Experience gained from the aeronautical and marine engineering industries has enabled Marconi Underwater Systems Ltd to develop a strong capability in the field of experimental hydrodynamics, primarily in the study of advanced torpedo configurations The use of scale models is now an accepted means of gathering data to verify computerized prediction methods prior to the building and testing of prototypes. Whilst traditional methods of model testing with in-water facilities are still used for studying the effects of cavitation, extensive use is nowadays made of wind tunnels for most other measurements
Large scale (2 1 16) model testing of underwater vehicles in wind tunnels is a cost effective way of evaluating the stability and control characteristics and the propulsive performance of torpedoes and similar bodies Whilst the Reynolds numbers achievable in atmospheric wind tunnels are about a thud of that currently possible in UK water tunnels, scale models may be operated at large enough Reynolds numbers to avoid significant errors resulting from scale effects
Model testing using wind tunnels enables the hydrodynamicist to assess the vehicle propulsion and handling characteristics in a controlled environment during the early stages of a project and well ahead of the manufacture of full size hardware. Design iterations can be achieved in a short timescale by producing sets of components that allow a matrix of configurations to be tested These components are frequently made from glass-reinforced plastic, even rotors for propulsion assessment, as manufacture is quicker and cheaper than using metal The optimized design can then be produced in aluminium, using computer-aided design to generate coordinates for numerically controlled machining, in order that following the final wind tunnel testing most of the model components can be used in the water tunnel for cavitation investigations Most stability and control data can be measured in the wind tunnel with the model pitch varied in the range ±12 °, a facility not generally available in water tunnels The performance of the propulsor can also be investigated at incidence
(Fig. 1 is available in full paper)
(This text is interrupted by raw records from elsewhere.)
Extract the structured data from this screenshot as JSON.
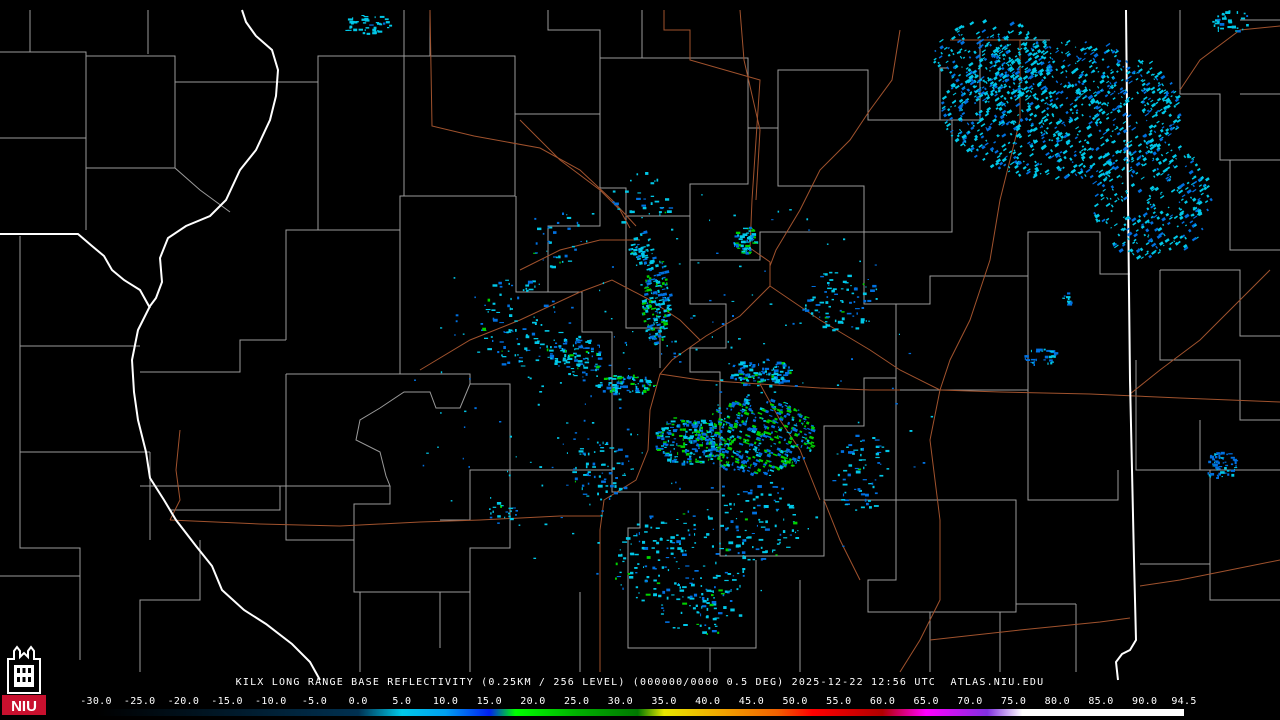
{
  "product": {
    "title": "KILX LONG RANGE BASE REFLECTIVITY (0.25KM / 256 LEVEL) (000000/0000 0.5 DEG) 2025-12-22 12:56 UTC  ATLAS.NIU.EDU"
  },
  "colorbar": {
    "ticks": [
      "-30.0",
      "-25.0",
      "-20.0",
      "-15.0",
      "-10.0",
      "-5.0",
      "0.0",
      "5.0",
      "10.0",
      "15.0",
      "20.0",
      "25.0",
      "30.0",
      "35.0",
      "40.0",
      "45.0",
      "50.0",
      "55.0",
      "60.0",
      "65.0",
      "70.0",
      "75.0",
      "80.0",
      "85.0",
      "90.0",
      "94.5"
    ],
    "range": [
      -30,
      94.5
    ],
    "stops": [
      {
        "value": -30,
        "color": "#000000"
      },
      {
        "value": 0,
        "color": "#003050"
      },
      {
        "value": 5,
        "color": "#00c8e8"
      },
      {
        "value": 10,
        "color": "#00a0f0"
      },
      {
        "value": 15,
        "color": "#0020f0"
      },
      {
        "value": 18,
        "color": "#00ff00"
      },
      {
        "value": 25,
        "color": "#00b000"
      },
      {
        "value": 32,
        "color": "#007800"
      },
      {
        "value": 35,
        "color": "#e8e800"
      },
      {
        "value": 42,
        "color": "#f0a000"
      },
      {
        "value": 48,
        "color": "#f06000"
      },
      {
        "value": 52,
        "color": "#ff0000"
      },
      {
        "value": 60,
        "color": "#b00000"
      },
      {
        "value": 65,
        "color": "#ff00ff"
      },
      {
        "value": 72,
        "color": "#8030e0"
      },
      {
        "value": 76,
        "color": "#ffffff"
      },
      {
        "value": 94.5,
        "color": "#ffffff"
      }
    ]
  },
  "colors": {
    "background": "#000000",
    "county_lines": "#9a9a9a",
    "state_lines": "#ffffff",
    "roads": "#a0522d",
    "light_echo": "#00c8e8",
    "moderate_echo": "#0070e0",
    "heavy_echo": "#00d000"
  },
  "logo": {
    "text": "NIU",
    "icon": "niu-tower-icon",
    "color": "#c8102e"
  }
}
Wind tunnel testing is carried out at the highest speed possible within the limitations of the tunnel drive and achieving self propulsion from the model, in order to operate outside of the critical region (Reynolds number = 105) where significant scale effects would make testing questionable. Reynolds numbers achievable are in the range 2- 3.5 x 106/m, which compares with 7-9 x 106/m in UK cavitation tunnels. The cost of hiring wind tunnel facilities is generally less than a quarter of that for a water tunnel, and more test work can be achieved for a given period. As well as offering cost advantages, the use of wind tunnels results in easier model rigging and access, reduced propulsive power requirements, and, because the models need not be watertight, simpler instrumentation. The availability of wind tunnels with large working sections minimizes blockage effects and allows attitude changes to be applied to the models with negligible wall effects.